Annual leave. It conjures up visions of landmark buildings and monuments, sunbathing on beautiful beaches, chasing waterfalls, hiking up rugged mountains, and visiting extravagant theme parks.

 

If it’s professional development leave, you’d probably find yourself learning a new skill, or excitedly presenting at a conference that will only serve to strengthen your application to a training program.

Or maybe you’re going on parental leave, brimming with excitement about painting the nursery and meeting your beautiful child. Perhaps it’s carer’s leave that you’re applying for, as you need to take a family member to an appointment. Maybe you are sick or have a medical appointment.

Any which way, access to leave is incredibly important for the health of our relationships and our overall wellbeing. The AMA (WA)’s Hospital Health Check (HHC) is an important tool in monitoring access to leave within different health services. Year in and year out, the survey has established a sound correlation between leave and junior doctor morale.

Whilst some hospital networks have struggled with access to leave since the initiation of the HHC in 2015, with their culture and morale impacted as a result, COVID-19 has completely altered the leave situation throughout the WA healthcare system.

With the arrival of the pandemic, the word “leave” is now almost always associated with “cancelled”, “no longer available” and “closed”. Unsurprisingly, the results from the 2020 HHC reflect this – with the exception of two WA hospitals (that scored D), the remainder received an F for leave.

Access to leave started to dry up for many junior doctors in March for multiple reasons. Since 2000, the number of medical graduates has doubled, yet the number of specialty training positions has not changed, causing a bottleneck of training applicants. Despite this increased number of medical graduates, we do not have enough internship positions for WA-trained doctors. Furthermore, we do not train enough doctors to fill the number of resident medical officer (RMO) jobs in WA hospitals.

Every winter, the arrival of Irish and UK doctors, many on leave relief terms, helps to fill these gaps in our system. Without adding to existing bottlenecks, this intake allows local RMOs to avail of their leave.

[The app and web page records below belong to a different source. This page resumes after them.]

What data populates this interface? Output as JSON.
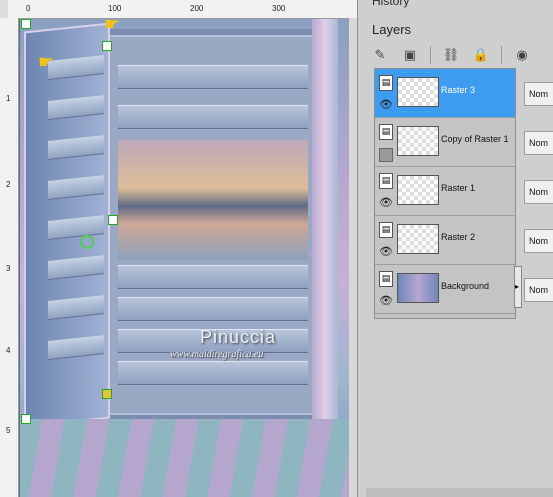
{
  "canvas": {
    "ruler_top_labels": [
      "0",
      "100",
      "200",
      "300"
    ],
    "ruler_left_labels": [
      "1",
      "2",
      "3",
      "4",
      "5"
    ],
    "watermark_name": "Pinuccia",
    "watermark_url": "www.maidiregrafica.eu"
  },
  "panel": {
    "history_tab": "History",
    "layers_title": "Layers",
    "toolbar_icons": [
      "brush-icon",
      "mask-icon",
      "link-icon",
      "lock-icon",
      "globe-icon"
    ]
  },
  "layers": [
    {
      "name": "Raster 3",
      "selected": true,
      "visible": true,
      "blend": "Nom"
    },
    {
      "name": "Copy of Raster 1",
      "selected": false,
      "visible": false,
      "blend": "Nom"
    },
    {
      "name": "Raster 1",
      "selected": false,
      "visible": true,
      "blend": "Nom"
    },
    {
      "name": "Raster 2",
      "selected": false,
      "visible": true,
      "blend": "Nom"
    },
    {
      "name": "Background",
      "selected": false,
      "visible": true,
      "blend": "Nom"
    }
  ],
  "colors": {
    "selection": "#3d9bf0",
    "panel_bg": "#cfcfcf",
    "handle": "#22aa22",
    "pointer": "#f3c21a"
  }
}
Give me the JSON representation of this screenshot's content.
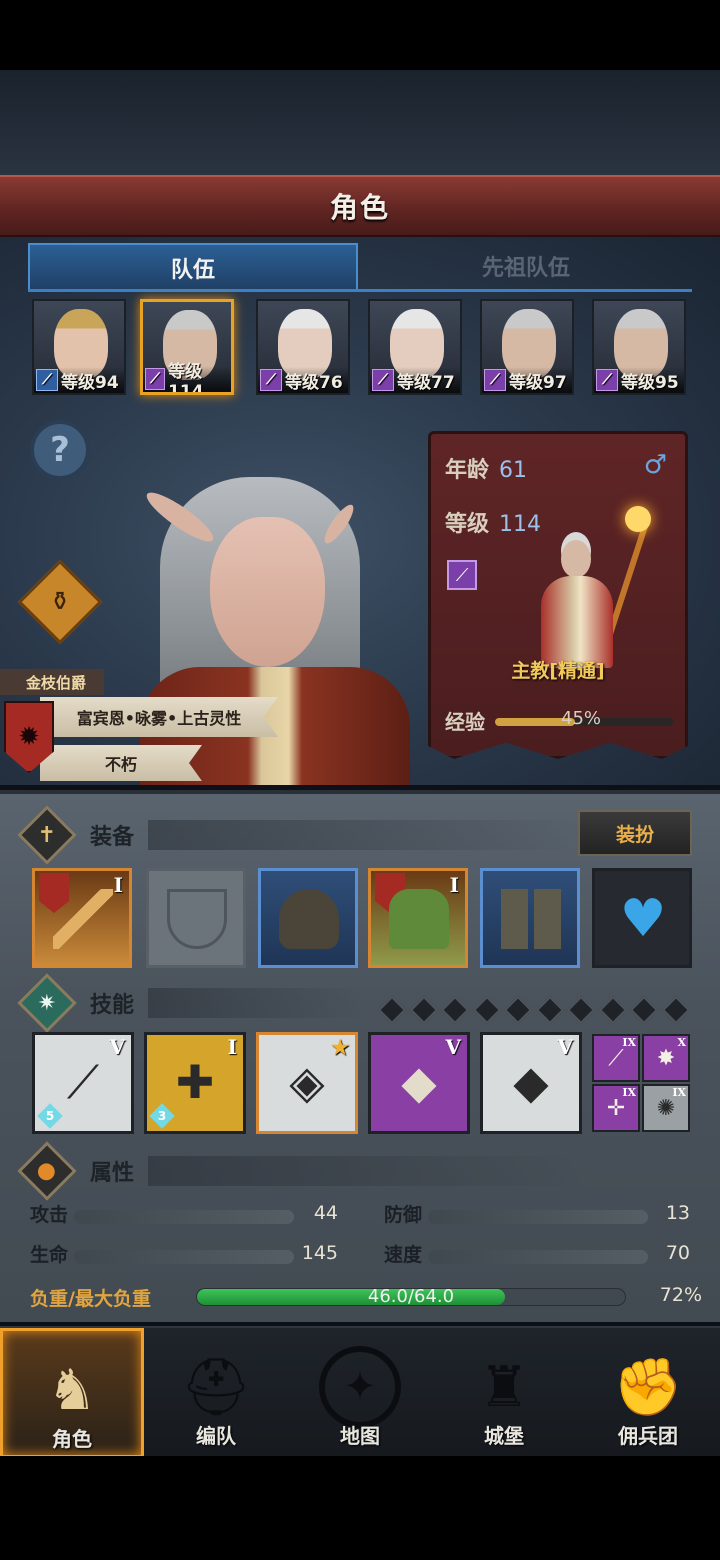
{
  "header": {
    "title": "角色"
  },
  "tabs": [
    {
      "label": "队伍",
      "active": true
    },
    {
      "label": "先祖队伍",
      "active": false
    }
  ],
  "party": [
    {
      "level_text": "等级94",
      "class_icon": "wand-icon",
      "class_color": "#2f5fa0",
      "selected": false
    },
    {
      "level_text": "等级114",
      "class_icon": "staff-icon",
      "class_color": "#7a3fa8",
      "selected": true
    },
    {
      "level_text": "等级76",
      "class_icon": "staff-icon",
      "class_color": "#7a3fa8",
      "selected": false
    },
    {
      "level_text": "等级77",
      "class_icon": "staff-icon",
      "class_color": "#7a3fa8",
      "selected": false
    },
    {
      "level_text": "等级97",
      "class_icon": "staff-icon",
      "class_color": "#7a3fa8",
      "selected": false
    },
    {
      "level_text": "等级95",
      "class_icon": "staff-icon",
      "class_color": "#7a3fa8",
      "selected": false
    }
  ],
  "character": {
    "noble_title": "金枝伯爵",
    "name": "富宾恩•咏雾•上古灵性",
    "trait": "不朽",
    "age_label": "年龄",
    "age": "61",
    "level_label": "等级",
    "level": "114",
    "gender_icon": "male-icon",
    "class_name": "主教[精通]",
    "exp_label": "经验",
    "exp_percent": 45,
    "exp_text": "45%"
  },
  "equipment": {
    "label": "装备",
    "dress_button": "装扮",
    "slots": [
      {
        "name": "staff-weapon",
        "tier": "I",
        "rarity": "orange",
        "crest": true
      },
      {
        "name": "empty-shield",
        "tier": "",
        "rarity": "empty",
        "crest": false
      },
      {
        "name": "hood",
        "tier": "",
        "rarity": "blue",
        "crest": false
      },
      {
        "name": "robe-armor",
        "tier": "I",
        "rarity": "orange",
        "crest": true
      },
      {
        "name": "boots",
        "tier": "",
        "rarity": "blue",
        "crest": false
      },
      {
        "name": "heart-amulet",
        "tier": "",
        "rarity": "none",
        "crest": false
      }
    ]
  },
  "skills": {
    "label": "技能",
    "slot_count": 10,
    "main": [
      {
        "name": "spear-skill",
        "tier": "V",
        "gem": "5",
        "bg": "#d9dcdc"
      },
      {
        "name": "heal-shield-skill",
        "tier": "I",
        "gem": "3",
        "bg": "#d4a52a"
      },
      {
        "name": "crystal-prayer-skill",
        "tier": "★",
        "gem": "",
        "bg": "#d9dcdc"
      },
      {
        "name": "crystal-arm-skill",
        "tier": "V",
        "gem": "",
        "bg": "#8a3fa4"
      },
      {
        "name": "crystal-arm-skill-2",
        "tier": "V",
        "gem": "",
        "bg": "#d9dcdc"
      }
    ],
    "mini": [
      {
        "name": "wand-mini-skill",
        "tier": "IX",
        "bg": "#8a3fa4"
      },
      {
        "name": "burst-mini-skill",
        "tier": "X",
        "bg": "#8a3fa4"
      },
      {
        "name": "target-mini-skill",
        "tier": "IX",
        "bg": "#8a3fa4"
      },
      {
        "name": "explosion-mini-skill",
        "tier": "IX",
        "bg": "#9aa0a4"
      }
    ]
  },
  "attributes": {
    "label": "属性",
    "stats": [
      {
        "label": "攻击",
        "value": "44"
      },
      {
        "label": "防御",
        "value": "13"
      },
      {
        "label": "生命",
        "value": "145"
      },
      {
        "label": "速度",
        "value": "70"
      }
    ],
    "load_label": "负重/最大负重",
    "load_text": "46.0/64.0",
    "load_fraction": 0.72,
    "load_pct": "72%"
  },
  "nav": [
    {
      "label": "角色",
      "icon": "knight-icon",
      "active": true
    },
    {
      "label": "编队",
      "icon": "helmet-icon",
      "active": false
    },
    {
      "label": "地图",
      "icon": "compass-icon",
      "active": false
    },
    {
      "label": "城堡",
      "icon": "castle-icon",
      "active": false
    },
    {
      "label": "佣兵团",
      "icon": "fist-icon",
      "active": false
    }
  ]
}
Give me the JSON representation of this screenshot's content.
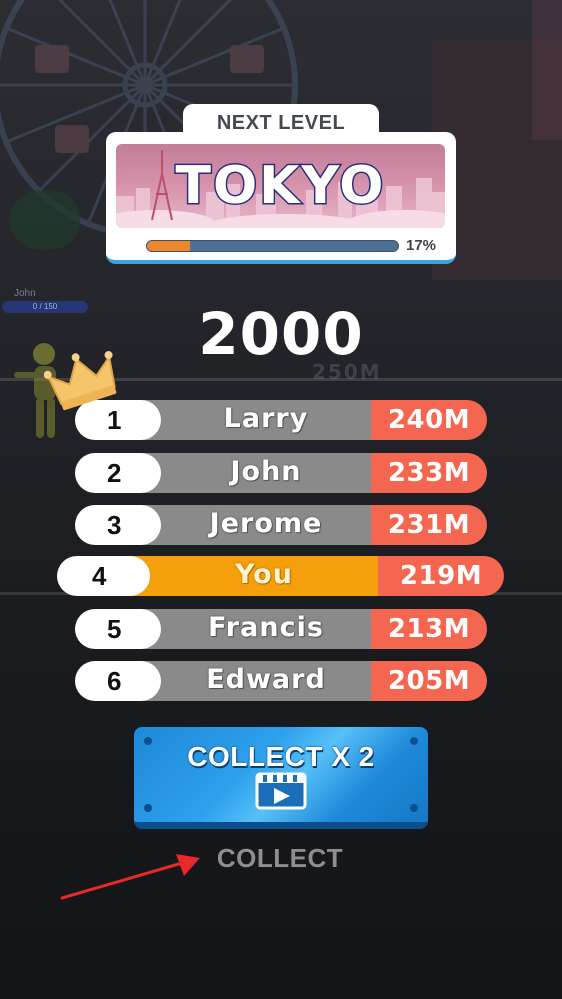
{
  "next_level": {
    "header": "NEXT LEVEL",
    "city": "TOKYO",
    "progress_percent": 17,
    "progress_label": "17%"
  },
  "score": "2000",
  "background": {
    "player_name": "John",
    "player_bar": "0 / 150",
    "distance_marker": "250M"
  },
  "leaderboard": [
    {
      "rank": "1",
      "name": "Larry",
      "distance": "240M",
      "is_you": false
    },
    {
      "rank": "2",
      "name": "John",
      "distance": "233M",
      "is_you": false
    },
    {
      "rank": "3",
      "name": "Jerome",
      "distance": "231M",
      "is_you": false
    },
    {
      "rank": "4",
      "name": "You",
      "distance": "219M",
      "is_you": true
    },
    {
      "rank": "5",
      "name": "Francis",
      "distance": "213M",
      "is_you": false
    },
    {
      "rank": "6",
      "name": "Edward",
      "distance": "205M",
      "is_you": false
    }
  ],
  "buttons": {
    "collect_double": "COLLECT X 2",
    "collect": "COLLECT"
  },
  "colors": {
    "row_grey": "#8a8a8a",
    "row_you": "#f59f0b",
    "distance_red": "#f4664f",
    "progress_orange": "#f0862b",
    "button_blue": "#2ea0ec"
  },
  "icons": [
    "crown-icon",
    "video-play-icon",
    "red-arrow-annotation"
  ]
}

Such a system worked well until the pandemic. But now that our borders are closed and Australians are being preferenced for visas, flights and hotel quarantine, the WA healthcare system – and the junior doctors keeping it afloat – are struggling.

Three employing health services have reported a shortage of 128 RMOs. Two primary employing health services are yet to release their numbers.

We have been waiting for months but there is no light at the end of the tunnel. Whilst we have been reassured of reinforcements, the difficulty in accessing visas and flights, and the cap on hotel quarantine numbers means there is no reprieve in sight The current scenario is contributing not only to a lack of leave, but an increase in overtime and a redistribution of the workforce within some hospitals.

With the hard border, there is an excess of locum jobs offering excellent wages, and many RMOs and registrars are seeking better work-life balance.

Junior doctors are openly conversing in hospital corridors and common rooms about alternate careers using their medical degree, leaving clinical medicine, or leaving medicine altogether.

The lack of access to leave is no longer a hospital network problem or for that matter, a healthcare system problem. This is now an entire state’s problem.